## To do
Your task is to restate the listing word for word without the pictures.

## Information given
%%

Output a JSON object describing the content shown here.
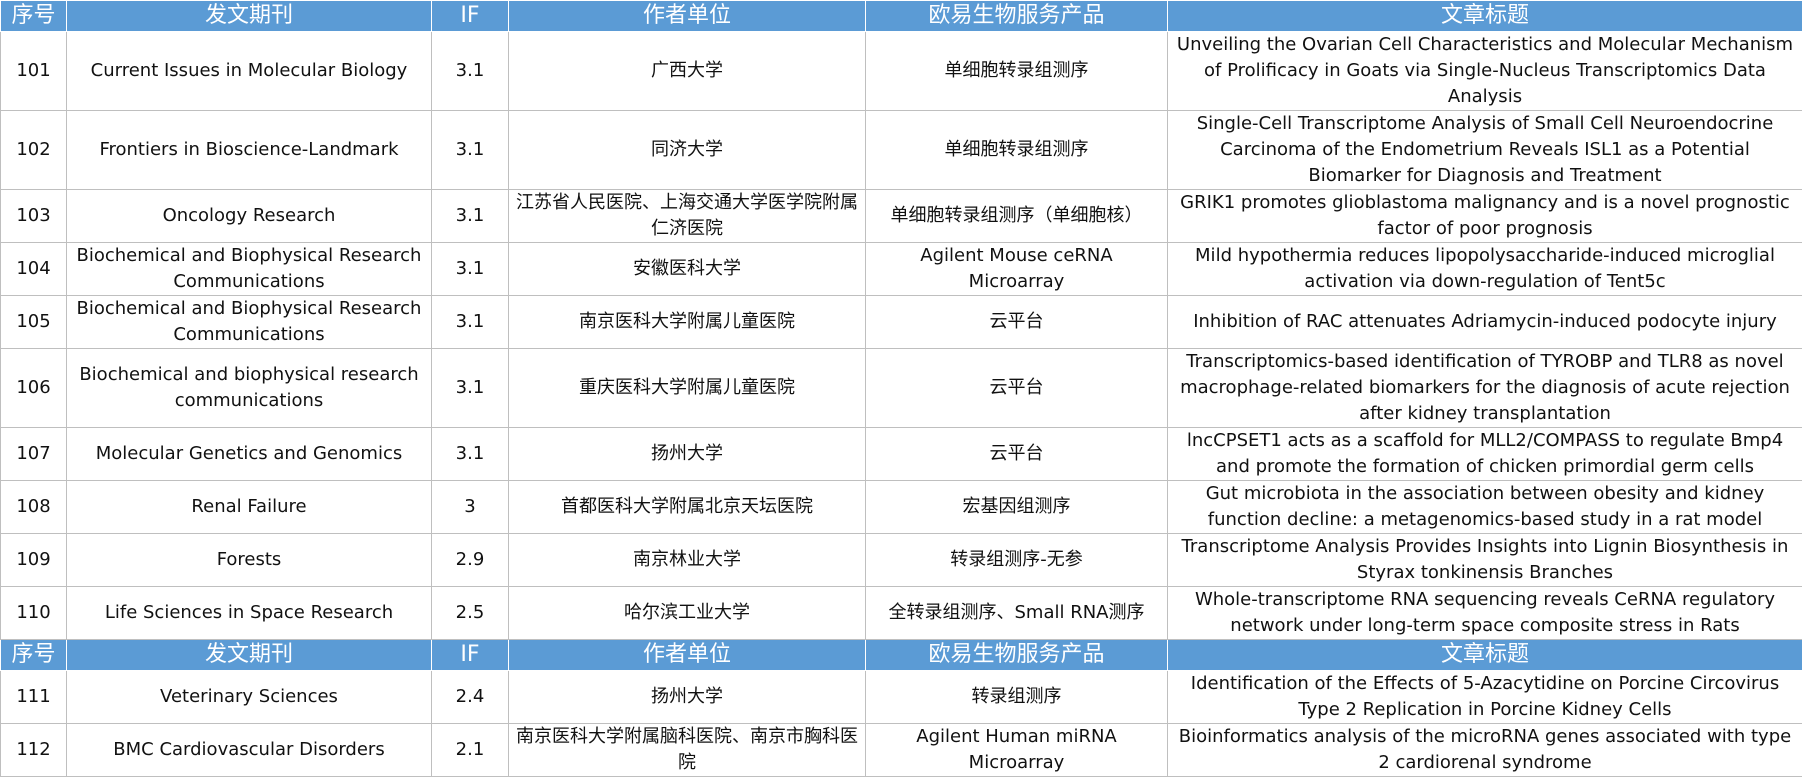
{
  "headers": [
    "序号",
    "发文期刊",
    "IF",
    "作者单位",
    "欧易生物服务产品",
    "文章标题"
  ],
  "rows_a": [
    {
      "no": "101",
      "journal": "Current Issues in Molecular Biology",
      "if": "3.1",
      "unit": "广西大学",
      "service": "单细胞转录组测序",
      "title": "Unveiling the Ovarian Cell Characteristics and Molecular Mechanism of Prolificacy in Goats via Single-Nucleus Transcriptomics Data Analysis"
    },
    {
      "no": "102",
      "journal": "Frontiers in Bioscience-Landmark",
      "if": "3.1",
      "unit": "同济大学",
      "service": "单细胞转录组测序",
      "title": "Single-Cell Transcriptome Analysis of Small Cell Neuroendocrine Carcinoma of the Endometrium Reveals ISL1 as a Potential Biomarker for Diagnosis and Treatment"
    },
    {
      "no": "103",
      "journal": "Oncology Research",
      "if": "3.1",
      "unit": "江苏省人民医院、上海交通大学医学院附属仁济医院",
      "service": "单细胞转录组测序（单细胞核）",
      "title": "GRIK1 promotes glioblastoma malignancy and is a novel prognostic factor of poor prognosis"
    },
    {
      "no": "104",
      "journal": "Biochemical and Biophysical Research Communications",
      "if": "3.1",
      "unit": "安徽医科大学",
      "service": "Agilent Mouse ceRNA Microarray",
      "title": "Mild hypothermia reduces lipopolysaccharide-induced microglial activation via down-regulation of Tent5c"
    },
    {
      "no": "105",
      "journal": "Biochemical and Biophysical Research Communications",
      "if": "3.1",
      "unit": "南京医科大学附属儿童医院",
      "service": "云平台",
      "title": "Inhibition of RAC attenuates Adriamycin-induced podocyte injury"
    },
    {
      "no": "106",
      "journal": "Biochemical and biophysical research communications",
      "if": "3.1",
      "unit": "重庆医科大学附属儿童医院",
      "service": "云平台",
      "title": "Transcriptomics-based identification of TYROBP and TLR8 as novel macrophage-related biomarkers for the diagnosis of acute rejection after kidney transplantation"
    },
    {
      "no": "107",
      "journal": "Molecular Genetics and Genomics",
      "if": "3.1",
      "unit": "扬州大学",
      "service": "云平台",
      "title": "lncCPSET1 acts as a scaffold for MLL2/COMPASS to regulate Bmp4 and promote the formation of chicken primordial germ cells"
    },
    {
      "no": "108",
      "journal": "Renal Failure",
      "if": "3",
      "unit": "首都医科大学附属北京天坛医院",
      "service": "宏基因组测序",
      "title": "Gut microbiota in the association between obesity and kidney function decline: a metagenomics-based study in a rat model"
    },
    {
      "no": "109",
      "journal": "Forests",
      "if": "2.9",
      "unit": "南京林业大学",
      "service": "转录组测序-无参",
      "title": "Transcriptome Analysis Provides Insights into Lignin Biosynthesis in Styrax tonkinensis Branches"
    },
    {
      "no": "110",
      "journal": "Life Sciences in Space Research",
      "if": "2.5",
      "unit": "哈尔滨工业大学",
      "service": "全转录组测序、Small RNA测序",
      "title": "Whole-transcriptome RNA sequencing reveals CeRNA regulatory network under long-term space composite stress in Rats"
    }
  ],
  "rows_b": [
    {
      "no": "111",
      "journal": "Veterinary Sciences",
      "if": "2.4",
      "unit": "扬州大学",
      "service": "转录组测序",
      "title": "Identification of the Effects of 5-Azacytidine on Porcine Circovirus Type 2 Replication in Porcine Kidney Cells"
    },
    {
      "no": "112",
      "journal": "BMC Cardiovascular Disorders",
      "if": "2.1",
      "unit": "南京医科大学附属脑科医院、南京市胸科医院",
      "service": "Agilent Human miRNA Microarray",
      "title": "Bioinformatics analysis of the microRNA genes associated with type 2 cardiorenal syndrome"
    }
  ]
}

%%

## Response
Output a JSON object describing the content shown here.
{
  "headers": [
    "序号",
    "发文期刊",
    "IF",
    "作者单位",
    "欧易生物服务产品",
    "文章标题"
  ],
  "rows_a": [
    {
      "no": "101",
      "journal": "Current Issues in Molecular Biology",
      "if": "3.1",
      "unit": "广西大学",
      "service": "单细胞转录组测序",
      "title": "Unveiling the Ovarian Cell Characteristics and Molecular Mechanism of Prolificacy in Goats via Single-Nucleus Transcriptomics Data Analysis"
    },
    {
      "no": "102",
      "journal": "Frontiers in Bioscience-Landmark",
      "if": "3.1",
      "unit": "同济大学",
      "service": "单细胞转录组测序",
      "title": "Single-Cell Transcriptome Analysis of Small Cell Neuroendocrine Carcinoma of the Endometrium Reveals ISL1 as a Potential Biomarker for Diagnosis and Treatment"
    },
    {
      "no": "103",
      "journal": "Oncology Research",
      "if": "3.1",
      "unit": "江苏省人民医院、上海交通大学医学院附属仁济医院",
      "service": "单细胞转录组测序（单细胞核）",
      "title": "GRIK1 promotes glioblastoma malignancy and is a novel prognostic factor of poor prognosis"
    },
    {
      "no": "104",
      "journal": "Biochemical and Biophysical Research Communications",
      "if": "3.1",
      "unit": "安徽医科大学",
      "service": "Agilent Mouse ceRNA Microarray",
      "title": "Mild hypothermia reduces lipopolysaccharide-induced microglial activation via down-regulation of Tent5c"
    },
    {
      "no": "105",
      "journal": "Biochemical and Biophysical Research Communications",
      "if": "3.1",
      "unit": "南京医科大学附属儿童医院",
      "service": "云平台",
      "title": "Inhibition of RAC attenuates Adriamycin-induced podocyte injury"
    },
    {
      "no": "106",
      "journal": "Biochemical and biophysical research communications",
      "if": "3.1",
      "unit": "重庆医科大学附属儿童医院",
      "service": "云平台",
      "title": "Transcriptomics-based identification of TYROBP and TLR8 as novel macrophage-related biomarkers for the diagnosis of acute rejection after kidney transplantation"
    },
    {
      "no": "107",
      "journal": "Molecular Genetics and Genomics",
      "if": "3.1",
      "unit": "扬州大学",
      "service": "云平台",
      "title": "lncCPSET1 acts as a scaffold for MLL2/COMPASS to regulate Bmp4 and promote the formation of chicken primordial germ cells"
    },
    {
      "no": "108",
      "journal": "Renal Failure",
      "if": "3",
      "unit": "首都医科大学附属北京天坛医院",
      "service": "宏基因组测序",
      "title": "Gut microbiota in the association between obesity and kidney function decline: a metagenomics-based study in a rat model"
    },
    {
      "no": "109",
      "journal": "Forests",
      "if": "2.9",
      "unit": "南京林业大学",
      "service": "转录组测序-无参",
      "title": "Transcriptome Analysis Provides Insights into Lignin Biosynthesis in Styrax tonkinensis Branches"
    },
    {
      "no": "110",
      "journal": "Life Sciences in Space Research",
      "if": "2.5",
      "unit": "哈尔滨工业大学",
      "service": "全转录组测序、Small RNA测序",
      "title": "Whole-transcriptome RNA sequencing reveals CeRNA regulatory network under long-term space composite stress in Rats"
    }
  ],
  "rows_b": [
    {
      "no": "111",
      "journal": "Veterinary Sciences",
      "if": "2.4",
      "unit": "扬州大学",
      "service": "转录组测序",
      "title": "Identification of the Effects of 5-Azacytidine on Porcine Circovirus Type 2 Replication in Porcine Kidney Cells"
    },
    {
      "no": "112",
      "journal": "BMC Cardiovascular Disorders",
      "if": "2.1",
      "unit": "南京医科大学附属脑科医院、南京市胸科医院",
      "service": "Agilent Human miRNA Microarray",
      "title": "Bioinformatics analysis of the microRNA genes associated with type 2 cardiorenal syndrome"
    }
  ]
}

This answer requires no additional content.